**Activity:** Exact repetition of the whole listing is what this exercise asks for.

= Beginning of Section =

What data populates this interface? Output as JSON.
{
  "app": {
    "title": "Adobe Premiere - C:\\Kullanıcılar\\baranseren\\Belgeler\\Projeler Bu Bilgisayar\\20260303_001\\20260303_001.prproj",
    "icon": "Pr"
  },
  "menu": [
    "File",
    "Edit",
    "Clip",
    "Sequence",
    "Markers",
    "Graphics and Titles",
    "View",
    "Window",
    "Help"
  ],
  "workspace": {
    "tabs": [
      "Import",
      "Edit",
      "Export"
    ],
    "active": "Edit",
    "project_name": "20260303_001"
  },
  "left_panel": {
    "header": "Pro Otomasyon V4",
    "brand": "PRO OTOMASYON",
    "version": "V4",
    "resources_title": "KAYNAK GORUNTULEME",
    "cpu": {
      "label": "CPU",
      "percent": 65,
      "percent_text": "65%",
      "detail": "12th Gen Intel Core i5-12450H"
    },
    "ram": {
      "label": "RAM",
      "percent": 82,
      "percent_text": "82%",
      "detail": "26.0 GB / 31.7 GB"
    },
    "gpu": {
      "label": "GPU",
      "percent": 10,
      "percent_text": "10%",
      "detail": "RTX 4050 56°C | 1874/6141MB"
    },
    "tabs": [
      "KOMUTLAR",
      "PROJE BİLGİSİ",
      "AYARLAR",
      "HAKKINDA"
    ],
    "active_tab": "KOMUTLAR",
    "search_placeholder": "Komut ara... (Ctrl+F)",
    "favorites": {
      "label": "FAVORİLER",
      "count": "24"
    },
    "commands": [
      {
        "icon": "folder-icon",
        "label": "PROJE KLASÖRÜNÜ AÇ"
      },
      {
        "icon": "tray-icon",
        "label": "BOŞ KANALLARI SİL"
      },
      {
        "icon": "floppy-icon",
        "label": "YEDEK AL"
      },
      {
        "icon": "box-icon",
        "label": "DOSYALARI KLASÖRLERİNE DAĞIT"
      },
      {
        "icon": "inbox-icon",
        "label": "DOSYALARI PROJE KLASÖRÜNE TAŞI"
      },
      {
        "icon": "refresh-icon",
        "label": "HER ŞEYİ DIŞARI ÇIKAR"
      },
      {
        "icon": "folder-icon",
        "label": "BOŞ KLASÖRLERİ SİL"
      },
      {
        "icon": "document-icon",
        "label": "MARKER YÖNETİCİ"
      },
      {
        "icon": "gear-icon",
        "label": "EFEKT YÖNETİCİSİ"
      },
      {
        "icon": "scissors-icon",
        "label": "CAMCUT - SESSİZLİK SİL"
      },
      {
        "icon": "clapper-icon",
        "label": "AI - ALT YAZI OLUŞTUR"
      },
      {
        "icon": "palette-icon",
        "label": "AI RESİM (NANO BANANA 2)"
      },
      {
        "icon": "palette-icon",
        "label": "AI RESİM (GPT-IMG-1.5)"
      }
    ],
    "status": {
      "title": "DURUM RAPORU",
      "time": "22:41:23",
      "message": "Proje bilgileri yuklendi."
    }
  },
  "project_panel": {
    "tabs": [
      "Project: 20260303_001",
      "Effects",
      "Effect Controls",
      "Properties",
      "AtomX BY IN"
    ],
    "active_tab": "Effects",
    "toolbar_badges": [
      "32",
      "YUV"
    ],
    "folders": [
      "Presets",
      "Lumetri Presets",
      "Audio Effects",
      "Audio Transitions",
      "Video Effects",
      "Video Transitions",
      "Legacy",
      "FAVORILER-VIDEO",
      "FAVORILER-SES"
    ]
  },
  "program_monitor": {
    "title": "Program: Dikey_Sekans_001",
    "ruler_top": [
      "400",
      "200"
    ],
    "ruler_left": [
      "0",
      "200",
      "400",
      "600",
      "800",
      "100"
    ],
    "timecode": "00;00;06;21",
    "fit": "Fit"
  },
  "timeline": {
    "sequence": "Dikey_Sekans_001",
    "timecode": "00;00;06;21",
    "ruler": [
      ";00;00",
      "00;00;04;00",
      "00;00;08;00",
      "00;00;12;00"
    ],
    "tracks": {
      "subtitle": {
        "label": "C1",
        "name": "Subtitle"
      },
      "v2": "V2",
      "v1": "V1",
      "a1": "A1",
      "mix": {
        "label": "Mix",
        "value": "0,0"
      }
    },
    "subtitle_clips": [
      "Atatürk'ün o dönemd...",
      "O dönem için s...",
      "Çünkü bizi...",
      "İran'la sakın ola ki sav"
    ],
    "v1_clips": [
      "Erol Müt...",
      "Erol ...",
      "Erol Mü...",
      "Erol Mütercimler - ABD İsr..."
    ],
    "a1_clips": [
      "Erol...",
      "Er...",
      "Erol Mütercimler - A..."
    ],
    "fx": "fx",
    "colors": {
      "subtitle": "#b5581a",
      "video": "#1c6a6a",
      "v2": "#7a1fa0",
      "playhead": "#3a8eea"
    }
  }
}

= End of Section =

**Exercise answer:**
What data populates this interface? Output as JSON.
{
  "app": {
    "title": "Adobe Premiere - C:\\Kullanıcılar\\baranseren\\Belgeler\\Projeler Bu Bilgisayar\\20260303_001\\20260303_001.prproj",
    "icon": "Pr"
  },
  "menu": [
    "File",
    "Edit",
    "Clip",
    "Sequence",
    "Markers",
    "Graphics and Titles",
    "View",
    "Window",
    "Help"
  ],
  "workspace": {
    "tabs": [
      "Import",
      "Edit",
      "Export"
    ],
    "active": "Edit",
    "project_name": "20260303_001"
  },
  "left_panel": {
    "header": "Pro Otomasyon V4",
    "brand": "PRO OTOMASYON",
    "version": "V4",
    "resources_title": "KAYNAK GORUNTULEME",
    "cpu": {
      "label": "CPU",
      "percent": 65,
      "percent_text": "65%",
      "detail": "12th Gen Intel Core i5-12450H"
    },
    "ram": {
      "label": "RAM",
      "percent": 82,
      "percent_text": "82%",
      "detail": "26.0 GB / 31.7 GB"
    },
    "gpu": {
      "label": "GPU",
      "percent": 10,
      "percent_text": "10%",
      "detail": "RTX 4050 56°C | 1874/6141MB"
    },
    "tabs": [
      "KOMUTLAR",
      "PROJE BİLGİSİ",
      "AYARLAR",
      "HAKKINDA"
    ],
    "active_tab": "KOMUTLAR",
    "search_placeholder": "Komut ara... (Ctrl+F)",
    "favorites": {
      "label": "FAVORİLER",
      "count": "24"
    },
    "commands": [
      {
        "icon": "folder-icon",
        "label": "PROJE KLASÖRÜNÜ AÇ"
      },
      {
        "icon": "tray-icon",
        "label": "BOŞ KANALLARI SİL"
      },
      {
        "icon": "floppy-icon",
        "label": "YEDEK AL"
      },
      {
        "icon": "box-icon",
        "label": "DOSYALARI KLASÖRLERİNE DAĞIT"
      },
      {
        "icon": "inbox-icon",
        "label": "DOSYALARI PROJE KLASÖRÜNE TAŞI"
      },
      {
        "icon": "refresh-icon",
        "label": "HER ŞEYİ DIŞARI ÇIKAR"
      },
      {
        "icon": "folder-icon",
        "label": "BOŞ KLASÖRLERİ SİL"
      },
      {
        "icon": "document-icon",
        "label": "MARKER YÖNETİCİ"
      },
      {
        "icon": "gear-icon",
        "label": "EFEKT YÖNETİCİSİ"
      },
      {
        "icon": "scissors-icon",
        "label": "CAMCUT - SESSİZLİK SİL"
      },
      {
        "icon": "clapper-icon",
        "label": "AI - ALT YAZI OLUŞTUR"
      },
      {
        "icon": "palette-icon",
        "label": "AI RESİM (NANO BANANA 2)"
      },
      {
        "icon": "palette-icon",
        "label": "AI RESİM (GPT-IMG-1.5)"
      }
    ],
    "status": {
      "title": "DURUM RAPORU",
      "time": "22:41:23",
      "message": "Proje bilgileri yuklendi."
    }
  },
  "project_panel": {
    "tabs": [
      "Project: 20260303_001",
      "Effects",
      "Effect Controls",
      "Properties",
      "AtomX BY IN"
    ],
    "active_tab": "Effects",
    "toolbar_badges": [
      "32",
      "YUV"
    ],
    "folders": [
      "Presets",
      "Lumetri Presets",
      "Audio Effects",
      "Audio Transitions",
      "Video Effects",
      "Video Transitions",
      "Legacy",
      "FAVORILER-VIDEO",
      "FAVORILER-SES"
    ]
  },
  "program_monitor": {
    "title": "Program: Dikey_Sekans_001",
    "ruler_top": [
      "400",
      "200"
    ],
    "ruler_left": [
      "0",
      "200",
      "400",
      "600",
      "800",
      "100"
    ],
    "timecode": "00;00;06;21",
    "fit": "Fit"
  },
  "timeline": {
    "sequence": "Dikey_Sekans_001",
    "timecode": "00;00;06;21",
    "ruler": [
      ";00;00",
      "00;00;04;00",
      "00;00;08;00",
      "00;00;12;00"
    ],
    "tracks": {
      "subtitle": {
        "label": "C1",
        "name": "Subtitle"
      },
      "v2": "V2",
      "v1": "V1",
      "a1": "A1",
      "mix": {
        "label": "Mix",
        "value": "0,0"
      }
    },
    "subtitle_clips": [
      "Atatürk'ün o dönemd...",
      "O dönem için s...",
      "Çünkü bizi...",
      "İran'la sakın ola ki sav"
    ],
    "v1_clips": [
      "Erol Müt...",
      "Erol ...",
      "Erol Mü...",
      "Erol Mütercimler - ABD İsr..."
    ],
    "a1_clips": [
      "Erol...",
      "Er...",
      "Erol Mütercimler - A..."
    ],
    "fx": "fx",
    "colors": {
      "subtitle": "#b5581a",
      "video": "#1c6a6a",
      "v2": "#7a1fa0",
      "playhead": "#3a8eea"
    }
  }
}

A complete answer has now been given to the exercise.